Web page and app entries
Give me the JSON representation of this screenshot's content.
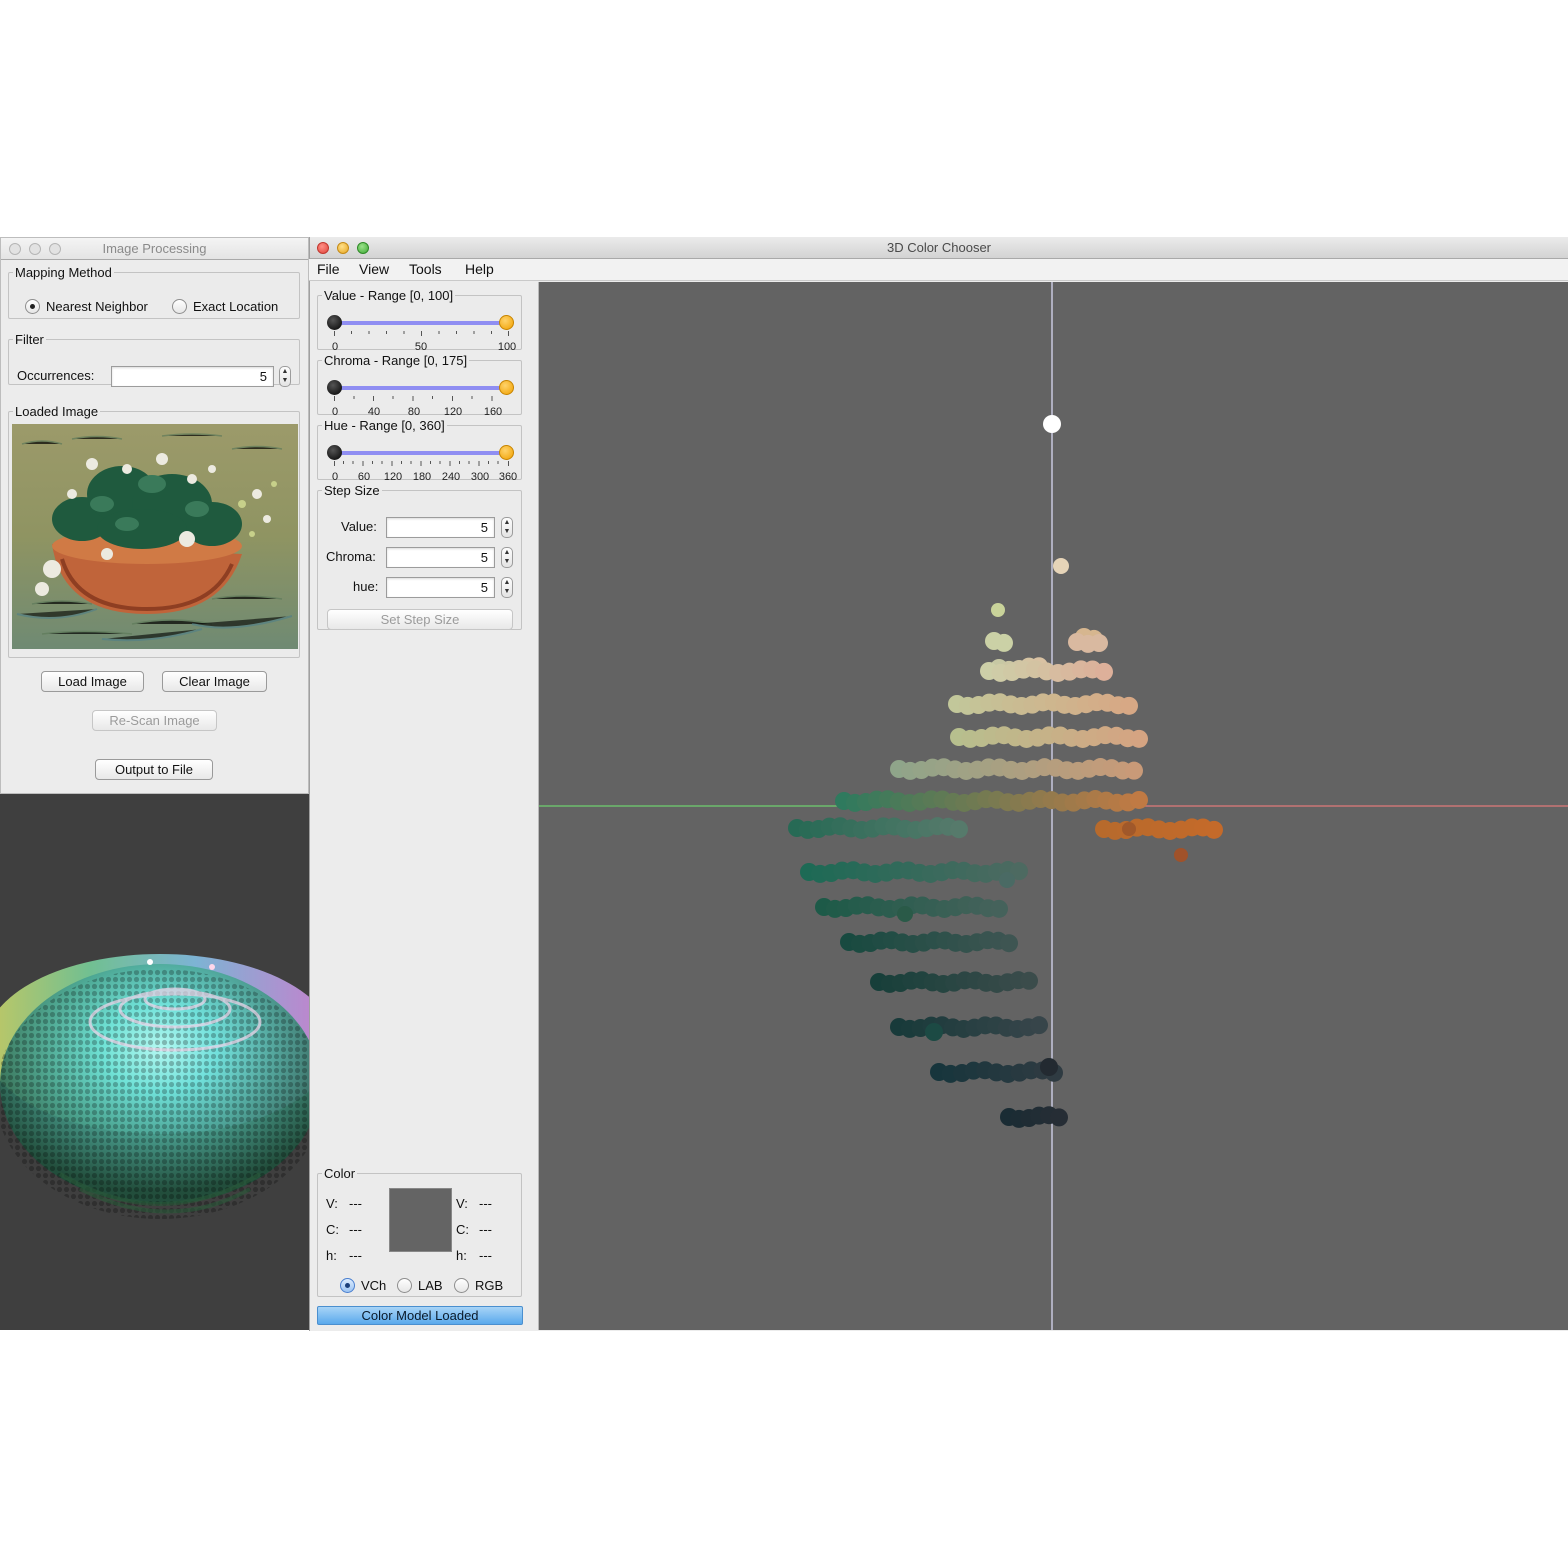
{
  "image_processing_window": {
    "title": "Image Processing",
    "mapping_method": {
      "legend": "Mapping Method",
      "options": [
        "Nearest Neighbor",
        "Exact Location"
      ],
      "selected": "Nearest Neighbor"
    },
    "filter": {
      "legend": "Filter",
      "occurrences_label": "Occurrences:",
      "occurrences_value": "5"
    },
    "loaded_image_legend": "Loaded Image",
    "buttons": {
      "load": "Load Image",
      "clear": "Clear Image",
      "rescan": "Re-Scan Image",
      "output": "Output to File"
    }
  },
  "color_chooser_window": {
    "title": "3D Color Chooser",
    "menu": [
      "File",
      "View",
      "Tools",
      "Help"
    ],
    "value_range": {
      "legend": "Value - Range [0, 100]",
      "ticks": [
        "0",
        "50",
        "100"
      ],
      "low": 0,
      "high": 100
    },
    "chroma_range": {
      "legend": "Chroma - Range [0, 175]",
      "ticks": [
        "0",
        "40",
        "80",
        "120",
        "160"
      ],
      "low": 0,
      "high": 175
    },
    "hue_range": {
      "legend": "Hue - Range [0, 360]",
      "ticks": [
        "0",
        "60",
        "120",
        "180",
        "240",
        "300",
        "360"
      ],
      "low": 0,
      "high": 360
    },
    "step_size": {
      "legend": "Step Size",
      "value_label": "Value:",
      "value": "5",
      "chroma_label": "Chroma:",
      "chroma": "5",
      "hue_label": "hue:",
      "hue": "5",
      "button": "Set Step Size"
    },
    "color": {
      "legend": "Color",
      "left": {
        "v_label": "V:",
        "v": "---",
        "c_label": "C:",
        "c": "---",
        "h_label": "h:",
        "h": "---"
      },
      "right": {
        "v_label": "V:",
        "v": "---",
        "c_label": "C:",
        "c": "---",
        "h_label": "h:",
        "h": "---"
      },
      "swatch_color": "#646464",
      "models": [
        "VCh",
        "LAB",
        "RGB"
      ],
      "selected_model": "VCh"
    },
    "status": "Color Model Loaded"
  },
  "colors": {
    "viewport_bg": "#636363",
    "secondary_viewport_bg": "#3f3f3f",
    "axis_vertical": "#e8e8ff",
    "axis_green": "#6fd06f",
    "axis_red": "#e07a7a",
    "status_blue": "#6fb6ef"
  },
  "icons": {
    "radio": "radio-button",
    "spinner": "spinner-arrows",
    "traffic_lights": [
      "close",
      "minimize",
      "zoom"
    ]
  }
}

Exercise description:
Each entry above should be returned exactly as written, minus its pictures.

Response area:
Give me the JSON representation of this screenshot's content.
{
  "image_processing_window": {
    "title": "Image Processing",
    "mapping_method": {
      "legend": "Mapping Method",
      "options": [
        "Nearest Neighbor",
        "Exact Location"
      ],
      "selected": "Nearest Neighbor"
    },
    "filter": {
      "legend": "Filter",
      "occurrences_label": "Occurrences:",
      "occurrences_value": "5"
    },
    "loaded_image_legend": "Loaded Image",
    "buttons": {
      "load": "Load Image",
      "clear": "Clear Image",
      "rescan": "Re-Scan Image",
      "output": "Output to File"
    }
  },
  "color_chooser_window": {
    "title": "3D Color Chooser",
    "menu": [
      "File",
      "View",
      "Tools",
      "Help"
    ],
    "value_range": {
      "legend": "Value - Range [0, 100]",
      "ticks": [
        "0",
        "50",
        "100"
      ],
      "low": 0,
      "high": 100
    },
    "chroma_range": {
      "legend": "Chroma - Range [0, 175]",
      "ticks": [
        "0",
        "40",
        "80",
        "120",
        "160"
      ],
      "low": 0,
      "high": 175
    },
    "hue_range": {
      "legend": "Hue - Range [0, 360]",
      "ticks": [
        "0",
        "60",
        "120",
        "180",
        "240",
        "300",
        "360"
      ],
      "low": 0,
      "high": 360
    },
    "step_size": {
      "legend": "Step Size",
      "value_label": "Value:",
      "value": "5",
      "chroma_label": "Chroma:",
      "chroma": "5",
      "hue_label": "hue:",
      "hue": "5",
      "button": "Set Step Size"
    },
    "color": {
      "legend": "Color",
      "left": {
        "v_label": "V:",
        "v": "---",
        "c_label": "C:",
        "c": "---",
        "h_label": "h:",
        "h": "---"
      },
      "right": {
        "v_label": "V:",
        "v": "---",
        "c_label": "C:",
        "c": "---",
        "h_label": "h:",
        "h": "---"
      },
      "swatch_color": "#646464",
      "models": [
        "VCh",
        "LAB",
        "RGB"
      ],
      "selected_model": "VCh"
    },
    "status": "Color Model Loaded"
  },
  "colors": {
    "viewport_bg": "#636363",
    "secondary_viewport_bg": "#3f3f3f",
    "axis_vertical": "#e8e8ff",
    "axis_green": "#6fd06f",
    "axis_red": "#e07a7a",
    "status_blue": "#6fb6ef"
  },
  "icons": {
    "radio": "radio-button",
    "spinner": "spinner-arrows",
    "traffic_lights": [
      "close",
      "minimize",
      "zoom"
    ]
  }
}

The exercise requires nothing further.